If you’re thinking about turning your yearly charitable donations into a legacy, the first question you might consider is “how.” Two of the more common ways to create a charitable legacy are donor-advised funds and private foundations.
The right choice for you likely depends on what you’re hoping to achieve. Dan Harris, national director of philanthropic services at U.S. Bank, says he always starts by asking clients what their goals are. If a clear goal doesn’t emerge, he says looking at past donations is a good place to start. “You might ask yourself why you’re supporting specific organizations and not supporting others. You’ll recognize that some gifts might be more meaningful.”
Having a goal in mind can make a big difference as you determine whether a donor-advised fund or private foundation is better equipped to help you achieve it.
What is a donor-advised fund?
With donor-advised funds, you create a fund in partnership with an existing charity and then advise on the donations. Donor-advised funds have been the fastest growing type of charitable vehicle for more than a decade.
The first step in creating a donor-advised fund is to find a sponsor organization with which to partner. This must be a 501(c)(3) organization, which could be a community foundation, a university, or even a national charity created specifically to support donor-advised funds. Often, the sponsoring organization sets the rules for how money is donated. While donors can influence and advise on charitable investments, you won’t have the ultimate say.
“Some types of giving don’t work well with donor-advised funds,” Harris says. “For instance, if you want to create a scholarship program and you want complete control to decide on scholarship recipients.” Donor-advised funds don’t allow donors such control.
On the other hand, you don’t need to file tax forms every year. The sponsoring charity’s tax paperwork will cover your donation and generally doesn’t provide details on how your money is spent. If you want to keep your giving private, this can be a positive. Additionally, the paperwork required to start a donor-advised fund is less time consuming (and less expensive) than for a private foundation.
What is a private foundation?
Private foundations are independent legal entities that allow donors more control but require more work (and money) to create. Generally, the donor sits down with an attorney to describe the organization’s goal. From there, the attorney drafts documents and files them with the IRS. Next, the donor funds the foundation. Lastly, the foundation begins investing and making grants.
Private foundations can also partner with donor-advised funds, so it’s not always an either/or type of situation.
Weighing your choice
When clients come to Harris with their intentions, he likes to start by exploring their giving style as well as their philanthropic objectives. Some families’ objectives may be very well served through a donor-advised fund, while for others, a private foundation may be a much better strategy.
Donor-advised funds are simple and very easy to set up. They have relatively few rules, are inexpensive, and allow most donors to accomplish their goals. In contrast, private foundations take more time and expense to create, and they come with a variety of requirements such as creating a formal board of directors, holding meetings, tracking investments, making grants, and filing an annual tax return.

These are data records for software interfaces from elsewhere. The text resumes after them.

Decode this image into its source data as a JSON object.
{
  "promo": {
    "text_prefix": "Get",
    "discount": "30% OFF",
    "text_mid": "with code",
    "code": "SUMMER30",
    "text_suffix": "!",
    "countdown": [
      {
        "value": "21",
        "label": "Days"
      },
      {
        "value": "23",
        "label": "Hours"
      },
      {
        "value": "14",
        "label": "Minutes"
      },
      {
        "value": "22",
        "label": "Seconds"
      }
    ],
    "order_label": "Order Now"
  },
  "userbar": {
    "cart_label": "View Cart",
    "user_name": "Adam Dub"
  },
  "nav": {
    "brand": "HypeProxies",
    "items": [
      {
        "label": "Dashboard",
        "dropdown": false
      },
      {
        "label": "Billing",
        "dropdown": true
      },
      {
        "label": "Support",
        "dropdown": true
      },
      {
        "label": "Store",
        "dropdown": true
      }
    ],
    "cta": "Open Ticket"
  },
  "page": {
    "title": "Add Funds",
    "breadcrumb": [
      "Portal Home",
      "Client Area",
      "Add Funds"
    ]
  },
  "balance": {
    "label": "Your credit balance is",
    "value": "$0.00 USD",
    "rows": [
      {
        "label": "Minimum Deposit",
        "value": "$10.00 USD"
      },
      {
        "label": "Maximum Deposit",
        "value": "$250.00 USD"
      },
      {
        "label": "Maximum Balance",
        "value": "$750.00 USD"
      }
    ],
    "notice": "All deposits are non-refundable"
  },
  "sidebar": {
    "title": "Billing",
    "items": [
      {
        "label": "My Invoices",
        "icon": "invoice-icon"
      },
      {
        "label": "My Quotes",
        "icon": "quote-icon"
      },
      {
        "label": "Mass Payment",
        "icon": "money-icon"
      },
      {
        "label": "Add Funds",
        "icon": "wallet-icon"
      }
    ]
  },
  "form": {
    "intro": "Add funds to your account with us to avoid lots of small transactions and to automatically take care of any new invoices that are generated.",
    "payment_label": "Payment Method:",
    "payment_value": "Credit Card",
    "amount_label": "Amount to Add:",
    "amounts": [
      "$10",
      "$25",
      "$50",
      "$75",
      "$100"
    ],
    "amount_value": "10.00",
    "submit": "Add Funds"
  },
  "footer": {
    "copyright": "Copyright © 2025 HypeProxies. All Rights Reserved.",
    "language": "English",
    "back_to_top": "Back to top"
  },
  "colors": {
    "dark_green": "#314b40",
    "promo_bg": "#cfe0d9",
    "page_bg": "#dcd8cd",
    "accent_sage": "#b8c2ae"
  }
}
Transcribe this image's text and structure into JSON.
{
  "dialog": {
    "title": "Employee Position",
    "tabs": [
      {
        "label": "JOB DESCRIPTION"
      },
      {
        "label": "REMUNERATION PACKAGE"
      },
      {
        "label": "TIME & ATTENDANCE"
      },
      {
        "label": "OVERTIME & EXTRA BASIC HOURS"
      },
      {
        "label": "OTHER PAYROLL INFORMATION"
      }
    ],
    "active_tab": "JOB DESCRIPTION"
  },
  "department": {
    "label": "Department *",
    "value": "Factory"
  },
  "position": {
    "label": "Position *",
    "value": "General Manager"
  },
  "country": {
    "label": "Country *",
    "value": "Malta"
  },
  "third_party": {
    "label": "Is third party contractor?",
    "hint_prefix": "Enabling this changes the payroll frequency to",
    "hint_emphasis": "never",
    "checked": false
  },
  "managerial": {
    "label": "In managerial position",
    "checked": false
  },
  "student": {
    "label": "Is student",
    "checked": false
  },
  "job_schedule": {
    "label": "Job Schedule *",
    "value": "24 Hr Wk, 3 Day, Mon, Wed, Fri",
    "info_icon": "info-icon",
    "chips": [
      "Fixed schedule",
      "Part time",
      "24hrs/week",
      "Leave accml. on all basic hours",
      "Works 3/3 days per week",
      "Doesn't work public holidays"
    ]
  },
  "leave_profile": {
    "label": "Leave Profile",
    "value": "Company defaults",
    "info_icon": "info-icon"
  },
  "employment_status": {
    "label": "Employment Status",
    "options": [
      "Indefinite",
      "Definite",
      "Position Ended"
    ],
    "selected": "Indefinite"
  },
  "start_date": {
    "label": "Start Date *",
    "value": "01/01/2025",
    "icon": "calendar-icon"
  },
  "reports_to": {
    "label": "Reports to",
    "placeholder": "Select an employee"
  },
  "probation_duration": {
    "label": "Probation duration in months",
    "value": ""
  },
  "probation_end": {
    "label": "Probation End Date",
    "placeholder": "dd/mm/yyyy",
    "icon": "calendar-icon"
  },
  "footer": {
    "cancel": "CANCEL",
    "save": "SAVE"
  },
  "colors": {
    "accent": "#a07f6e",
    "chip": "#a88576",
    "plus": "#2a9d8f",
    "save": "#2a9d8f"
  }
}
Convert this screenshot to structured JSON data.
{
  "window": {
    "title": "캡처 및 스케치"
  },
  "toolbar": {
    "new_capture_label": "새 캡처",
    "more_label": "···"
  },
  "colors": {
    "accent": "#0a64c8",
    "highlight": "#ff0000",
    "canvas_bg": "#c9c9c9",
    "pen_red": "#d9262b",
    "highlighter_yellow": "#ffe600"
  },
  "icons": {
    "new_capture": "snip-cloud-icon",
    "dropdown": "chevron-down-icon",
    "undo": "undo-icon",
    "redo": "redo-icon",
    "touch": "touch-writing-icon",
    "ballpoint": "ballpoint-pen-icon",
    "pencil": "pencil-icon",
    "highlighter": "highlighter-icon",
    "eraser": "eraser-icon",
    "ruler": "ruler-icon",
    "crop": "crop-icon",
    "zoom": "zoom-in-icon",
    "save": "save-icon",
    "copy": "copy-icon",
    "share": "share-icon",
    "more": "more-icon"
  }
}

But the formality of a private foundation may be very attractive for some families, Harris says, and help them accomplish other goals. A family foundation may help to pass on a tradition of charitable giving through the generations, to share philanthropic values, and to keep a family together even as the generations spread across the country or the globe. Family foundations are often established to exist in perpetuity, which can create a legacy to honor the ideals of the donors.
In addition to what you hope to achieve, you may want to consider the tax implications. Both donor-advised funds and private foundations offer tax deductions, but the significance of these deductions varies. Harris points out that, generally speaking, these benefits are not the deciding factor for donors.